> **Records provided**:
=== Begin Enclosure ===

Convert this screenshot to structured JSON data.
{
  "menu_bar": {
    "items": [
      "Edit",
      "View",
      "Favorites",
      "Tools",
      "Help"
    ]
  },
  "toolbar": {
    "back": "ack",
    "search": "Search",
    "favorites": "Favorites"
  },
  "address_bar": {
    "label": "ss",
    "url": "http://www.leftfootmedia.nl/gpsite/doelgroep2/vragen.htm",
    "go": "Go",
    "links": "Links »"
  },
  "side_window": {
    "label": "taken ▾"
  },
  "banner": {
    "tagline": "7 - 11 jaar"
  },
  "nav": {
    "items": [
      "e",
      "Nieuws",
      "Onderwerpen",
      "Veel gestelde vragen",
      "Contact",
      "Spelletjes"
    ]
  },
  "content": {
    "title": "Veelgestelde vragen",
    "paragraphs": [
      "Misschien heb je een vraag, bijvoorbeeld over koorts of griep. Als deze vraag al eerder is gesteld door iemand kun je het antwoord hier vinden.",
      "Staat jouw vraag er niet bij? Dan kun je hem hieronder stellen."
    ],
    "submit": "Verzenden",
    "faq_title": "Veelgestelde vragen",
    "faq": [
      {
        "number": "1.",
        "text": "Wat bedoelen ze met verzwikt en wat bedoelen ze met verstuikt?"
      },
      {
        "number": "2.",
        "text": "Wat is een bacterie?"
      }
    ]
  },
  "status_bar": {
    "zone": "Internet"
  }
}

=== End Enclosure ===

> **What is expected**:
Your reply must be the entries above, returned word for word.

> **Reply**:
Convert this screenshot to structured JSON data.
{
  "menu_bar": {
    "items": [
      "Edit",
      "View",
      "Favorites",
      "Tools",
      "Help"
    ]
  },
  "toolbar": {
    "back": "ack",
    "search": "Search",
    "favorites": "Favorites"
  },
  "address_bar": {
    "label": "ss",
    "url": "http://www.leftfootmedia.nl/gpsite/doelgroep2/vragen.htm",
    "go": "Go",
    "links": "Links »"
  },
  "side_window": {
    "label": "taken ▾"
  },
  "banner": {
    "tagline": "7 - 11 jaar"
  },
  "nav": {
    "items": [
      "e",
      "Nieuws",
      "Onderwerpen",
      "Veel gestelde vragen",
      "Contact",
      "Spelletjes"
    ]
  },
  "content": {
    "title": "Veelgestelde vragen",
    "paragraphs": [
      "Misschien heb je een vraag, bijvoorbeeld over koorts of griep. Als deze vraag al eerder is gesteld door iemand kun je het antwoord hier vinden.",
      "Staat jouw vraag er niet bij? Dan kun je hem hieronder stellen."
    ],
    "submit": "Verzenden",
    "faq_title": "Veelgestelde vragen",
    "faq": [
      {
        "number": "1.",
        "text": "Wat bedoelen ze met verzwikt en wat bedoelen ze met verstuikt?"
      },
      {
        "number": "2.",
        "text": "Wat is een bacterie?"
      }
    ]
  },
  "status_bar": {
    "zone": "Internet"
  }
}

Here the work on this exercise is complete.